What Are We Waiting For?

It snowed once on Christmas Day — in 1986. Of course, I lived in Florida, which made it far more interesting. It was by no means a “white Christmas,” merely a flake here and there. But I bundled up like an Eskimo and went outside and danced about between the pool and the palm tree, catching real snowflakes in my mouth. Strangely, it had no effect on my perception of Christmas. The holiday still happened, was delightful and magical as it is for any average kid. Weather didn’t steal or bring Christmas any more than the Grinch could.

So what are we waiting for? We call this time Advent, which means “a coming into place, view, or being; arrival.” It would seem that, though the church uses the term for preparation and waiting and hoping for the celebration of Jesus coming into the world, it’s kind of about something else. All across town, preparations have been made, the stage has been set. In homes, neighborhoods, and department stores, special decorations for celebration have been painstakingly (or expensively, or both) made and placed. All this work in preparation to wait and hope for the coming of . . . Santa?

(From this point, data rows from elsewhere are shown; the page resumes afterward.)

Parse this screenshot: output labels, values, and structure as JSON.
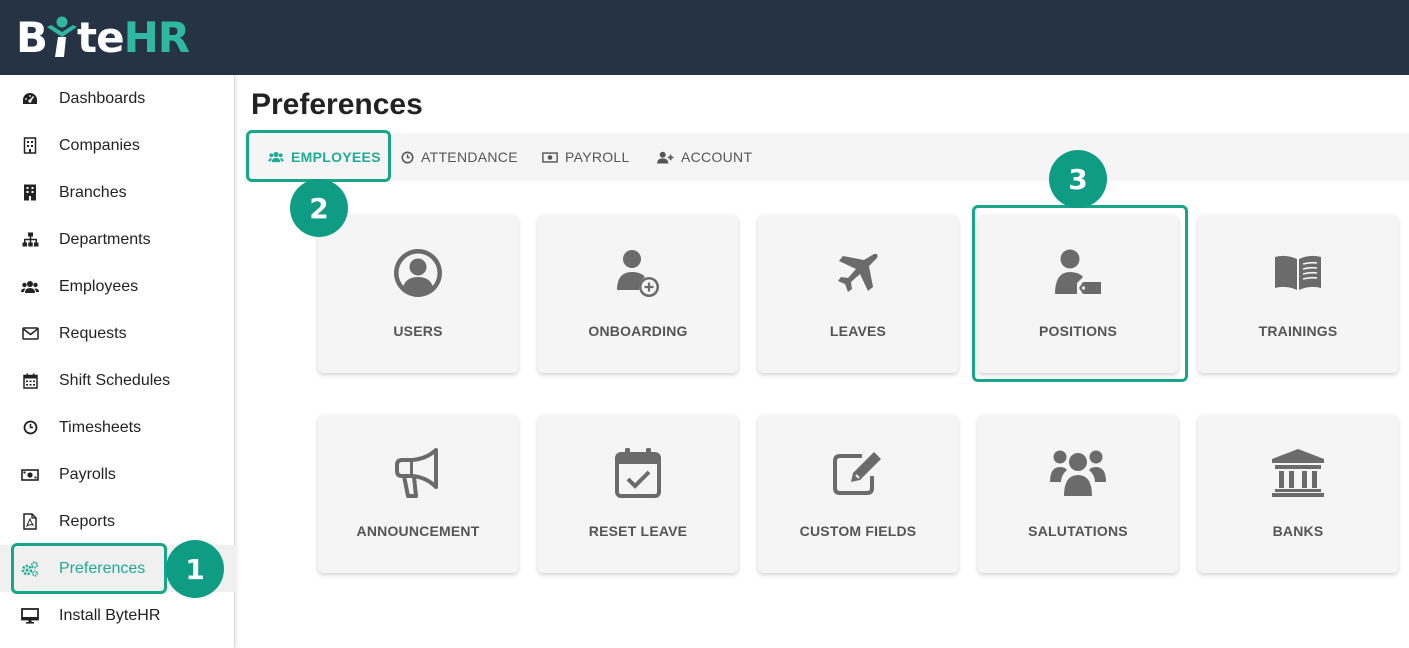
{
  "app": {
    "logo_text_1": "B",
    "logo_text_2": "te",
    "logo_text_3": "HR"
  },
  "sidebar": {
    "items": [
      {
        "label": "Dashboards",
        "icon": "tachometer-icon"
      },
      {
        "label": "Companies",
        "icon": "building-outline-icon"
      },
      {
        "label": "Branches",
        "icon": "building-icon"
      },
      {
        "label": "Departments",
        "icon": "sitemap-icon"
      },
      {
        "label": "Employees",
        "icon": "users-icon"
      },
      {
        "label": "Requests",
        "icon": "envelope-icon"
      },
      {
        "label": "Shift Schedules",
        "icon": "calendar-icon"
      },
      {
        "label": "Timesheets",
        "icon": "clock-icon"
      },
      {
        "label": "Payrolls",
        "icon": "money-bill-icon"
      },
      {
        "label": "Reports",
        "icon": "file-pdf-icon"
      },
      {
        "label": "Preferences",
        "icon": "cogs-icon",
        "active": true
      },
      {
        "label": "Install ByteHR",
        "icon": "desktop-icon"
      }
    ]
  },
  "main": {
    "title": "Preferences",
    "tabs": [
      {
        "label": "EMPLOYEES",
        "icon": "users-icon",
        "active": true
      },
      {
        "label": "ATTENDANCE",
        "icon": "clock-icon"
      },
      {
        "label": "PAYROLL",
        "icon": "money-bill-icon"
      },
      {
        "label": "ACCOUNT",
        "icon": "user-plus-icon"
      }
    ],
    "cards": [
      {
        "label": "USERS",
        "icon": "user-circle-icon"
      },
      {
        "label": "ONBOARDING",
        "icon": "user-plus-icon"
      },
      {
        "label": "LEAVES",
        "icon": "plane-icon"
      },
      {
        "label": "POSITIONS",
        "icon": "user-tag-icon"
      },
      {
        "label": "TRAININGS",
        "icon": "book-open-icon"
      },
      {
        "label": "ANNOUNCEMENT",
        "icon": "bullhorn-icon"
      },
      {
        "label": "RESET LEAVE",
        "icon": "calendar-check-icon"
      },
      {
        "label": "CUSTOM FIELDS",
        "icon": "edit-icon"
      },
      {
        "label": "SALUTATIONS",
        "icon": "users-icon"
      },
      {
        "label": "BANKS",
        "icon": "university-icon"
      }
    ]
  },
  "annotations": {
    "step1": "1",
    "step2": "2",
    "step3": "3"
  },
  "colors": {
    "topbar": "#263345",
    "accent": "#1eab97",
    "annotation": "#0f9c84"
  }
}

Just a reminder to all of us, who identify ourselves and our existence by Jesus Christ being alive and well (you know, “Christians”), that the greatest gift that is often referred to could not be captured by a gift card or a clever neck tie. He gave himself. So by all means, celebrate! After all, I really needed those socks. And that bag of fancy coffee beans was timelier than you know, as well as the gift card to a grocery store; work is scarce in the winter. But please remember to give yourself, and receive others. That is how we celebrate Jesus’ birthday. I can’t tell you (in one blog) what that looks like, but I have a hunch that in the midst of a crazy family get-together, or being approached by a stranger downtown, you’ll know.

Merry Christmas! Glory to God, and peace to each other. May celebration of our Lord be unhindered by the weather, what is hidden in stockings, or what’s not under the tree, and may His favor rest on you. My offer still stands to let you know of opportunities to serve this Christmas.

Talk to me.

Ethan Norman
Artistic Associate, The WordPlayers